Notes: Has started five games: 2009 Senior Day vs. Connecticut and the final four regular season contests of 2010…24-game veteran can apply for a 5th-year of eligibility at season's end…Recorded 33 tackles last season including 3.5 for lost yardage after entering the season with just three career stops (played a total of 50 minutes as a sophomore in 2009)…His 431 snaps last fall ranked third among D-Linemen behind Ethan Johnson and Kapron Lewis-Moore…Forced a fumble on a TFL vs. Pittsburgh last October…
Room for improvement: Cwynar's second-half results in the October 23 loss to Navy mirrored that of his defensive teammates. My notes from the game's film review were sobering, and showed no evidence that the backup nose guard would later become a rock in the middle over the remaining contests:
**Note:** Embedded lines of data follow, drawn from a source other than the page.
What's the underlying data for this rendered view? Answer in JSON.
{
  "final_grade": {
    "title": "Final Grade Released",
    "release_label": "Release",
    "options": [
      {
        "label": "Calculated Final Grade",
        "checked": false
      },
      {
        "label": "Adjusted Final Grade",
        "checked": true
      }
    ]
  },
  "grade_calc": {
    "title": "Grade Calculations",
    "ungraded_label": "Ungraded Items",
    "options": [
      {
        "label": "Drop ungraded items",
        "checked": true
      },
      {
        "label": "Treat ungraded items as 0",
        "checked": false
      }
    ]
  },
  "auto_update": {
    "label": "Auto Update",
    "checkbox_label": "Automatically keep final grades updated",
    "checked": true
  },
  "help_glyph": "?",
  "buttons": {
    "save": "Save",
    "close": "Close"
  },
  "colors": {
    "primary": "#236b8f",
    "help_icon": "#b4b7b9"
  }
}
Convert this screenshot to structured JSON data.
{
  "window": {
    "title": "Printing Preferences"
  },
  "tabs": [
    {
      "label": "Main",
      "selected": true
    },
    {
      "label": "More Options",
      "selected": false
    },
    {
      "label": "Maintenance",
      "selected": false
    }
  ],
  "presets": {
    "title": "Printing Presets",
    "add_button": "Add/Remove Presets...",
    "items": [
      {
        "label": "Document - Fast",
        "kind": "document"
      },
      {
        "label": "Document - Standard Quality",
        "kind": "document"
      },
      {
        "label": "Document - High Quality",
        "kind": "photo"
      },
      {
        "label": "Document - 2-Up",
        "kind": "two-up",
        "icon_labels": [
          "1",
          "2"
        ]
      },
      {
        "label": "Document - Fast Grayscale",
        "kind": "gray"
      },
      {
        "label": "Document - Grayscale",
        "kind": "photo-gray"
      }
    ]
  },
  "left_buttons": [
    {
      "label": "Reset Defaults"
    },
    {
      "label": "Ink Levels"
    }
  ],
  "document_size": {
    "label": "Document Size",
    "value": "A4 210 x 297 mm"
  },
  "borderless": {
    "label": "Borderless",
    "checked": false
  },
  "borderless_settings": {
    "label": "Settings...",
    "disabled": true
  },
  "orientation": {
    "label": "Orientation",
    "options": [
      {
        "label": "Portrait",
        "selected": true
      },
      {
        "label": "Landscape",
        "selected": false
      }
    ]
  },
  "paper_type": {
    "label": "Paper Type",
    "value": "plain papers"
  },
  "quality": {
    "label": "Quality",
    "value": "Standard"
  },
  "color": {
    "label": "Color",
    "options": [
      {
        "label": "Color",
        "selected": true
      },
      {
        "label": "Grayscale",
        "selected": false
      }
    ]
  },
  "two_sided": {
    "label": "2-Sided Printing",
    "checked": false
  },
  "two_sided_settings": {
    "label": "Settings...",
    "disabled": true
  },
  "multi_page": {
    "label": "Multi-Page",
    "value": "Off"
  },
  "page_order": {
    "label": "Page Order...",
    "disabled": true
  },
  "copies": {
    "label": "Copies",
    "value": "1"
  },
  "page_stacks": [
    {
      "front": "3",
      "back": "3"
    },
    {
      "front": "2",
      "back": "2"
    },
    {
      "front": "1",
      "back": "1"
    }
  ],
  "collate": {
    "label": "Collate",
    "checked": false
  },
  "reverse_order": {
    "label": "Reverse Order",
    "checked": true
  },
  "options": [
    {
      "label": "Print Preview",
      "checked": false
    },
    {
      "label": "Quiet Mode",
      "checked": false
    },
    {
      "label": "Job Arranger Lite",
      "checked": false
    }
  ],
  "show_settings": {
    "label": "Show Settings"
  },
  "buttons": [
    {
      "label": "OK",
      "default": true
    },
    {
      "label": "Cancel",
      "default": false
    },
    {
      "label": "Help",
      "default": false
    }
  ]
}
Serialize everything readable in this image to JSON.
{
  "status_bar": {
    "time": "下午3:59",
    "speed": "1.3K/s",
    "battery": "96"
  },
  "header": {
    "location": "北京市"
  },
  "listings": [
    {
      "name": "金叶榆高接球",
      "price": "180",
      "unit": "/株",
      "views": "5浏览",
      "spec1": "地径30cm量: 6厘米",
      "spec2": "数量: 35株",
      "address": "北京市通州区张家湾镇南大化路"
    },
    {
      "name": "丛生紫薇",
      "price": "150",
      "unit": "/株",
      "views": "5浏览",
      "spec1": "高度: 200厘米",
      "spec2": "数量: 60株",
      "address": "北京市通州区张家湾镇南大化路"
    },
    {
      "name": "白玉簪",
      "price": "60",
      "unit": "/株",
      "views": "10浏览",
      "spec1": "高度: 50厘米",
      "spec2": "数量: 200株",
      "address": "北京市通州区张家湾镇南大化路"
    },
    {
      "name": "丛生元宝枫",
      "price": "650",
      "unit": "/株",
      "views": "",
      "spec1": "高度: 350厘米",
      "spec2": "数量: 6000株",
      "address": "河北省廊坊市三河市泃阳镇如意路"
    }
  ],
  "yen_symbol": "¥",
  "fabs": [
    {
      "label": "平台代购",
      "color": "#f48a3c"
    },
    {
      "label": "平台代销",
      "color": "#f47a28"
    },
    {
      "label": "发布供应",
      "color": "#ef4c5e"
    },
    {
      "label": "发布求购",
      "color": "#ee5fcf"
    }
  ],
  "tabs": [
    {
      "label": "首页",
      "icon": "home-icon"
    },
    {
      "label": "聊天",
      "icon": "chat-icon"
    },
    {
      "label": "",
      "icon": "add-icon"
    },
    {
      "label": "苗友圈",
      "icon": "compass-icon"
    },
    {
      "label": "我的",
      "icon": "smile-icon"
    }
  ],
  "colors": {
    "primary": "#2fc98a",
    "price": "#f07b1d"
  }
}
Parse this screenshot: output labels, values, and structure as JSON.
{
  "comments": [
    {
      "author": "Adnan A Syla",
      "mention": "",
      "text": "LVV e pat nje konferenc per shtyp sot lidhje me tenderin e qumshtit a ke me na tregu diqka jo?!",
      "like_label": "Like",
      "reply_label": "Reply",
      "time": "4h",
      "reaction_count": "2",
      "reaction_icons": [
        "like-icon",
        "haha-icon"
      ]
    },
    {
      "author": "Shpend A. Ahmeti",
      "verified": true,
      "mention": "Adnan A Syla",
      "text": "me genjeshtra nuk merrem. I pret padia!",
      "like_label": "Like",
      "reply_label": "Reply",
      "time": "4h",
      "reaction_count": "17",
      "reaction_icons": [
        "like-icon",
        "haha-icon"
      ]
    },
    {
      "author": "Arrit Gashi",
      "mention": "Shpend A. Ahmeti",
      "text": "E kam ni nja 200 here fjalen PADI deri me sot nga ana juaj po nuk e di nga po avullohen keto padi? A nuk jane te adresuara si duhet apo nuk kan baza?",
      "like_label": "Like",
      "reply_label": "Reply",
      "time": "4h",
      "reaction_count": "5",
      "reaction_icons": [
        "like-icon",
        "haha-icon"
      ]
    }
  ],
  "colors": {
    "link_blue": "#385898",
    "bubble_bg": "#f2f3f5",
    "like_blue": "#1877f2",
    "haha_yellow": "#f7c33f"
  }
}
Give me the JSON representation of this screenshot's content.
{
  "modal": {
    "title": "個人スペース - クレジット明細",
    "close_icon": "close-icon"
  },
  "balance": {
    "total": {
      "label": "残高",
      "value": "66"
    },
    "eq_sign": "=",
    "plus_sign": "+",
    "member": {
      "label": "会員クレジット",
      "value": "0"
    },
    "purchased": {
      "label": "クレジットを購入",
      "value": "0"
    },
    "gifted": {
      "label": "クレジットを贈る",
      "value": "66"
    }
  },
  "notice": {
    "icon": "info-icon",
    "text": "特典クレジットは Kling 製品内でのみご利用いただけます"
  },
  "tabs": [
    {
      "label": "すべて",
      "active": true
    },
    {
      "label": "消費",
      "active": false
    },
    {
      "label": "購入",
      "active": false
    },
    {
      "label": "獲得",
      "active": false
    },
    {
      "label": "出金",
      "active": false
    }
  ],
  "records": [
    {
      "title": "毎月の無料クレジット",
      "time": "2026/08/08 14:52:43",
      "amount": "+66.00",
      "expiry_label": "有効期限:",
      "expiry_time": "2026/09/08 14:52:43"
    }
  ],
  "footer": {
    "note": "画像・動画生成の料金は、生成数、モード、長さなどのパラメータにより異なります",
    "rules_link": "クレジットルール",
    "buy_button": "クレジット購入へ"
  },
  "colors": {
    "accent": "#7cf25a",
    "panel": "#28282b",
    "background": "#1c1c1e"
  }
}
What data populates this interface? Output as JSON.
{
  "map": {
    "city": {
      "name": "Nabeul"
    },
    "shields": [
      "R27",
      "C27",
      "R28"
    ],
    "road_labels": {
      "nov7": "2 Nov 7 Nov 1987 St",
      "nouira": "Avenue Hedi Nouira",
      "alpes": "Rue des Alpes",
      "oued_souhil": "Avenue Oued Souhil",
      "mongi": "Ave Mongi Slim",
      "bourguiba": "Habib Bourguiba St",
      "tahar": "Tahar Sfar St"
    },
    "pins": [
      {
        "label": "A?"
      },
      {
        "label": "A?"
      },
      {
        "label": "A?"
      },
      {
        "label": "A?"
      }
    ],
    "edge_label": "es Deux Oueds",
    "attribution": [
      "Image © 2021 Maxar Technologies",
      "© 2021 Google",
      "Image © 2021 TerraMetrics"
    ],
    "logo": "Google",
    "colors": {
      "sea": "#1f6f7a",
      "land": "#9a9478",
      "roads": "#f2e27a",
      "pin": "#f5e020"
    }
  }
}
2nd Half: Like Ian Williams before him, Cwynar lost his one-on-one battles with center Brady DeMell…Completely engulfed (along with Te'o) on Teich's 14-yard gain down to the Irish 7-yard line…Cwynar was pushed into the end zone (along with DE Ethan Johnson) on Dobbs final TD plunge of the day. 35-10 Navy…Rough final 18 minutes for Cwynar who was dominated by DeMell on yet another 16-yard gain over the left A gap. (Cwynar did register six tackles on the afternoon.)
Best Games: Of Cwynar's six tackles vs. Utah in a 28-3 Irish victory, four resulted in no gain, including two on screen passes in which the undersized nose guard sniffed out the play and sprinted to the spot to shutdown receivers Eddie Wide and Shaky Smithson – the latter, in combination with Ethan Johnson – resulting in a three-yard loss…Cwynar also recorded five stops in relief at Michigan State, two for no gain.
Most Important Snap: Facing 3rd and 1 at midfield with the Irish and Trojans tied near the end of the third quarter, Cwynar beat USC center Kris O'Dowd to the punch, then discarded the former All-America to team with Ethan Johnson on a stop of QB Mitch Mustain for no gain, forcing a Trojans punt.